# Burlesque, 49 bytes

m{m{)S[++}}Jqnuay{)L[}{J)<]<-{bxq.<_+fl}Z]}IE^p.-


Try it online!

There are issues with finding the minimum of an empty vector, so there needs to be a workaround.

m{      # Map
m{     # Map
)S[  # Square each
++    # Sum
}      # -- Calc Mag sq
}       # -- Of each input
J       # Duplicate
qnuay   # If any empty
{       #
)L[    # Map to length
}       #
{       # Else
J      # Duplicate
)<]    # Map to minima
<-     # Reverse
{      #
bx    # Box Number
q.<_+ # Append <
fl    # Count
}      # -- Count those less than minimum of other side
Z]     # Zip with apply
}IE     # If Else (stack based)
^p      # Push to stack
.-      # Subtraction


# Vyxalḋ, 23 bytes

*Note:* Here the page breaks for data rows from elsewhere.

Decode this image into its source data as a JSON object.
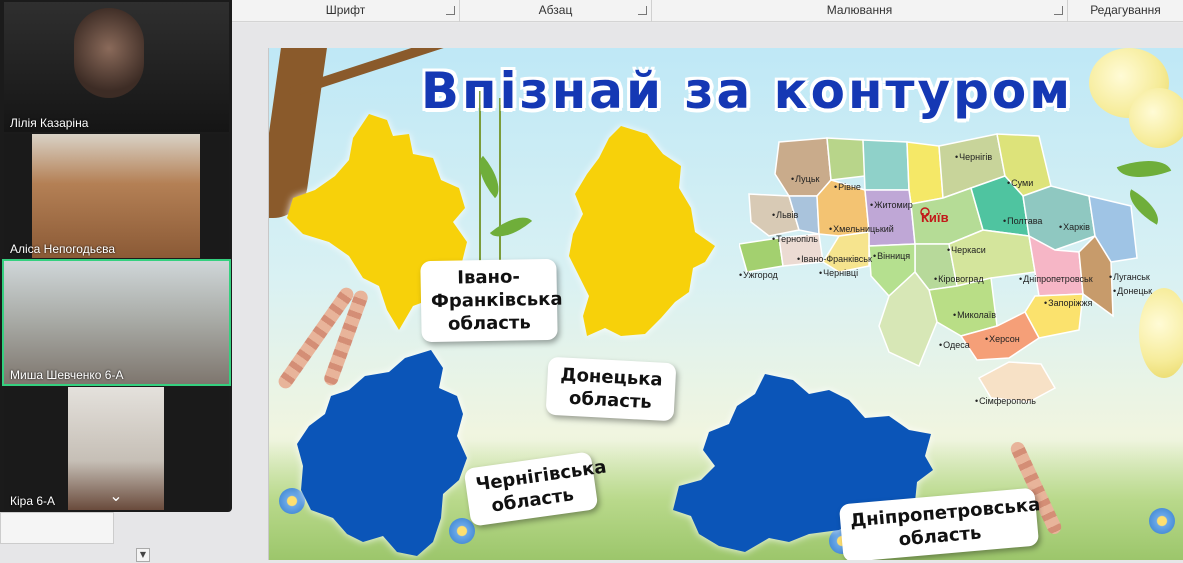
{
  "ribbon": {
    "groups": [
      "Шрифт",
      "Абзац",
      "Малювання",
      "Редагування"
    ]
  },
  "slide": {
    "title": "Впізнай за контуром",
    "labels": {
      "ivano": "Івано-\nФранківська\nобласть",
      "donetsk": "Донецька\nобласть",
      "chernihiv": "Чернігівська\nобласть",
      "dnipro": "Дніпропетровська\nобласть"
    },
    "shape_colors": {
      "yellow": "#f7d10a",
      "blue": "#0b55b8"
    },
    "map": {
      "capital": "Київ",
      "cities": [
        "Луцьк",
        "Рівне",
        "Житомир",
        "Чернігів",
        "Суми",
        "Львів",
        "Тернопіль",
        "Хмельницький",
        "Полтава",
        "Харків",
        "Ужгород",
        "Івано-Франківськ",
        "Вінниця",
        "Черкаси",
        "Чернівці",
        "Кіровоград",
        "Дніпропетровськ",
        "Луганськ",
        "Донецьк",
        "Запоріжжя",
        "Миколаїв",
        "Одеса",
        "Херсон",
        "Сімферополь"
      ]
    }
  },
  "participants": [
    {
      "name": "Лілія Казаріна"
    },
    {
      "name": "Аліса Непогодьєва"
    },
    {
      "name": "Миша Шевченко 6-А"
    },
    {
      "name": "Кіра 6-А"
    }
  ]
}
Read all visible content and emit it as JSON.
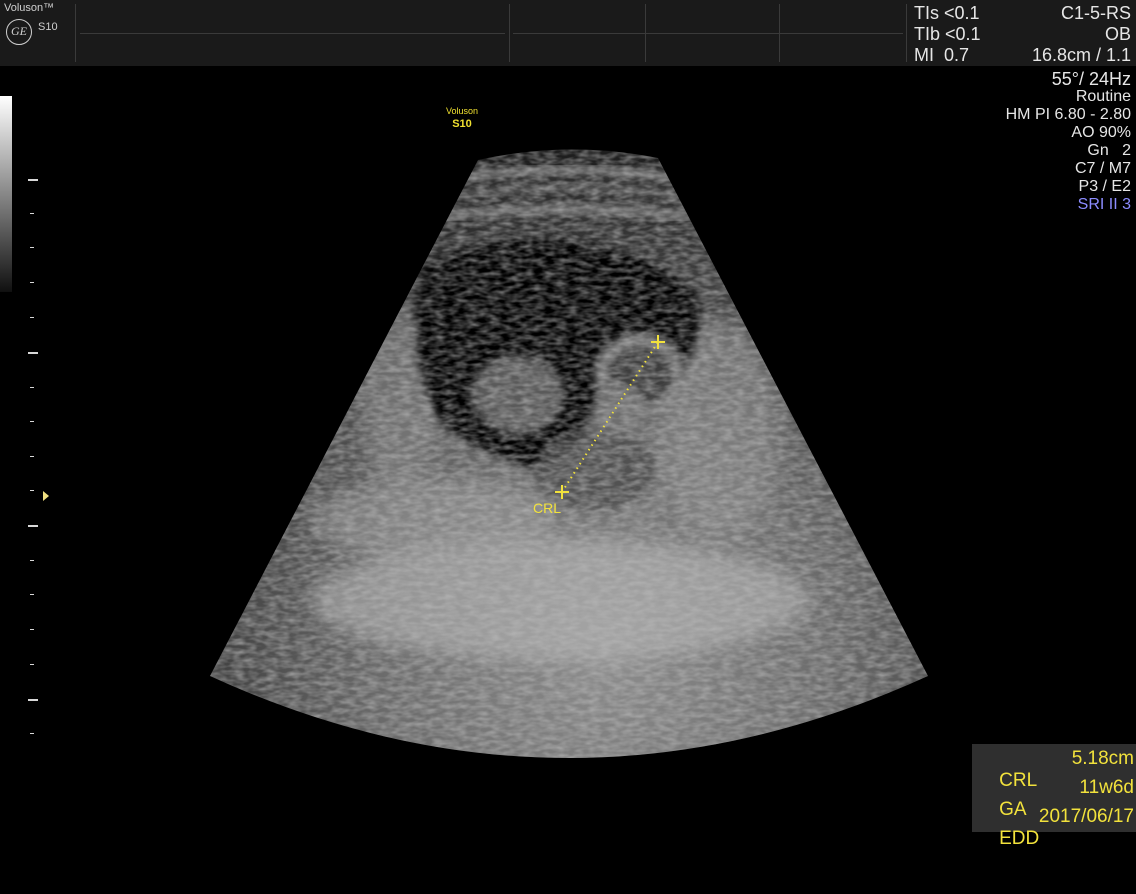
{
  "header": {
    "brand_name": "Voluson™",
    "brand_model": "S10",
    "logo_text": "GE",
    "safety": [
      "TIs <0.1",
      "TIb <0.1",
      "MI  0.7"
    ],
    "probe": [
      "C1-5-RS",
      "OB",
      "16.8cm / 1.1"
    ]
  },
  "params": [
    "55°/ 24Hz",
    "Routine",
    "HM PI 6.80 - 2.80",
    "AO 90%",
    "Gn   2",
    "C7 / M7",
    "P3 / E2",
    "SRI II 3"
  ],
  "watermark": {
    "line1": "Voluson",
    "line2": "S10"
  },
  "caliper_label": "CRL",
  "measurements": [
    {
      "label": "CRL",
      "value": "5.18cm"
    },
    {
      "label": "GA",
      "value": "11w6d"
    },
    {
      "label": "EDD",
      "value": "2017/06/17"
    }
  ],
  "colors": {
    "caliper": "#f2e23c",
    "sri": "#8c8cff",
    "topbar": "#1a1a1a",
    "meas_box": "#2f2f2f"
  },
  "icons": [
    "ge-logo",
    "caliper-cross-icon",
    "focus-marker-icon"
  ]
}
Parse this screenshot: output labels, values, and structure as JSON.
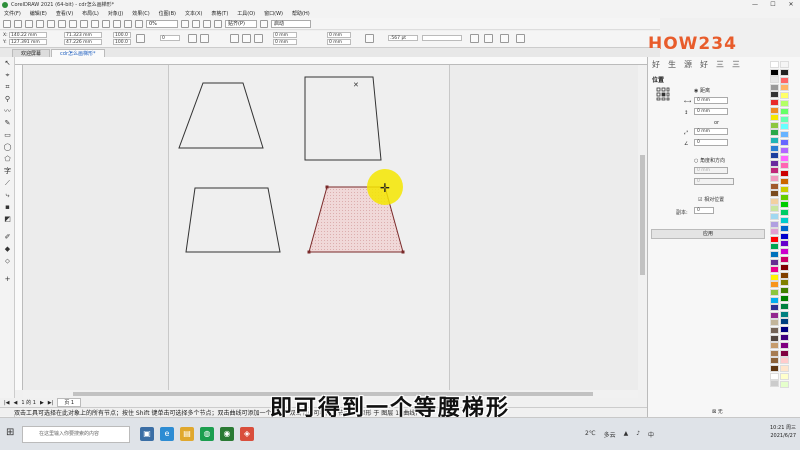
{
  "window": {
    "title": "CorelDRAW 2021 (64-bit) - cdr怎么画梯形*",
    "controls": [
      "—",
      "☐",
      "✕"
    ]
  },
  "menu": [
    "文件(F)",
    "编辑(E)",
    "查看(V)",
    "布局(L)",
    "对象(J)",
    "效果(C)",
    "位图(B)",
    "文本(X)",
    "表格(T)",
    "工具(O)",
    "窗口(W)",
    "帮助(H)"
  ],
  "toolbar": {
    "zoom": "0%",
    "snap_label": "贴齐(P)",
    "launch_label": "启动"
  },
  "propbar": {
    "x": "140.22 mm",
    "y": "127.391 mm",
    "w": "71.323 mm",
    "h": "47.226 mm",
    "sx": "100.0",
    "sy": "100.0",
    "angle": "0",
    "nudge1": "0 mm",
    "nudge2": "0 mm",
    "nudge3": "0 mm",
    "nudge4": "0 mm",
    "outline": ".567 pt"
  },
  "tabs": [
    {
      "label": "欢迎屏幕",
      "active": false
    },
    {
      "label": "cdr怎么画梯形*",
      "active": true
    }
  ],
  "logo": {
    "text": "HOW234",
    "colors": [
      "#e85c2b",
      "#f2a51c",
      "#6cbb3c",
      "#e85c2b",
      "#3d9be0",
      "#f2a51c"
    ]
  },
  "docker": {
    "tabs": [
      "好",
      "生",
      "源",
      "好",
      "三",
      "三"
    ],
    "title": "位置",
    "distance_label": "距离",
    "x_val": "0 mm",
    "y_val": "0 mm",
    "or_label": "or",
    "dist_val": "0 mm",
    "dist_angle": "0",
    "angle_dir_label": "角度和方向",
    "angle_val": "0 mm",
    "angle_dir_val": "0",
    "relative_label": "相对位置",
    "copies_label": "副本:",
    "copies_val": "0",
    "apply_label": "应用"
  },
  "page_nav": {
    "count": "1 的 1",
    "page_label": "页 1"
  },
  "status": {
    "hint": "双击工具可选择在此对象上的所有节点；按住 Shift 键单击可选择多个节点；双击曲线可添加一个节点；双击节点可移除该节点",
    "layer": "矩形 于 图层 1 (曲线)",
    "fill": "无"
  },
  "subtitle": "即可得到一个等腰梯形",
  "taskbar": {
    "search_placeholder": "在这里输入你要搜索的内容",
    "temp": "2℃",
    "weather": "多云",
    "ime": "中",
    "time": "10:21 周三",
    "date": "2021/6/27"
  },
  "colors": {
    "accent": "#2060c0",
    "selection_fill": "#f0d8d8",
    "cursor_highlight": "#f5e600"
  }
}
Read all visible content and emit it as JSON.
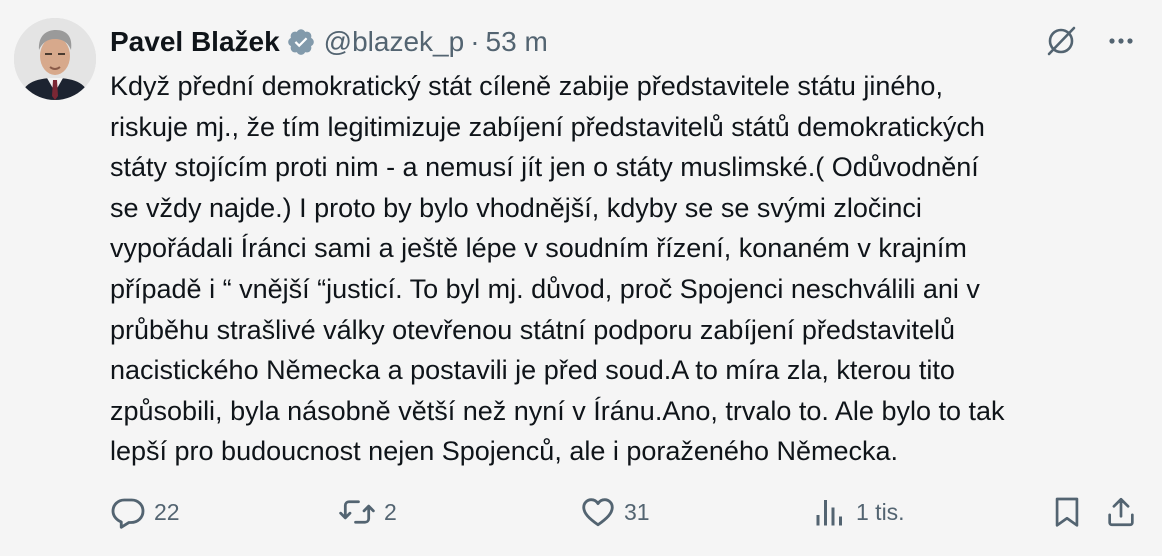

I'd like to make code that works with strictly nested array-input, include empty arrays: [ [], [] ], [ [], [[0, 1]] ] etc.
I’d appreciate it if someone would do the refactoring, but with that condition in mind.

:vL:A[_vƛ∆/;:vgṘ¨Z<∑]÷-


Try it Online!

       # ḋ flag (Print rationals in their decimal form) useful for debugging
:vL:A  # Check if all arrays are not empty (and get lenghts)
[      # If so
_vƛ∆/; # Remove lengths and calculate all norms in both arrays
:vg    # Find minima
Ṙ      # Reverse
¨Z‹∑   # Zip, check for "less than" and sum boolean
]÷-    Find difference (in both cases: lengths or sums)


# Wolfram Language (Mathematica), 85 bytes

c=Count[#1,u_/;u<Min@#2]&;
f=c@@#-c@@Reverse@#&@Map[Norm,#/.{{}->{\[Infinity]}},{2}]&


Try it online!

This works with strictly nested array-input, include empty arrays: [ [], [] ], [ [], [[0, 1]] ] etc.
Mathematica has built-in Infinity, so I use it to replace empty results (as if stones cast far away).
Code is clumsy so I hope someone post more well-built answer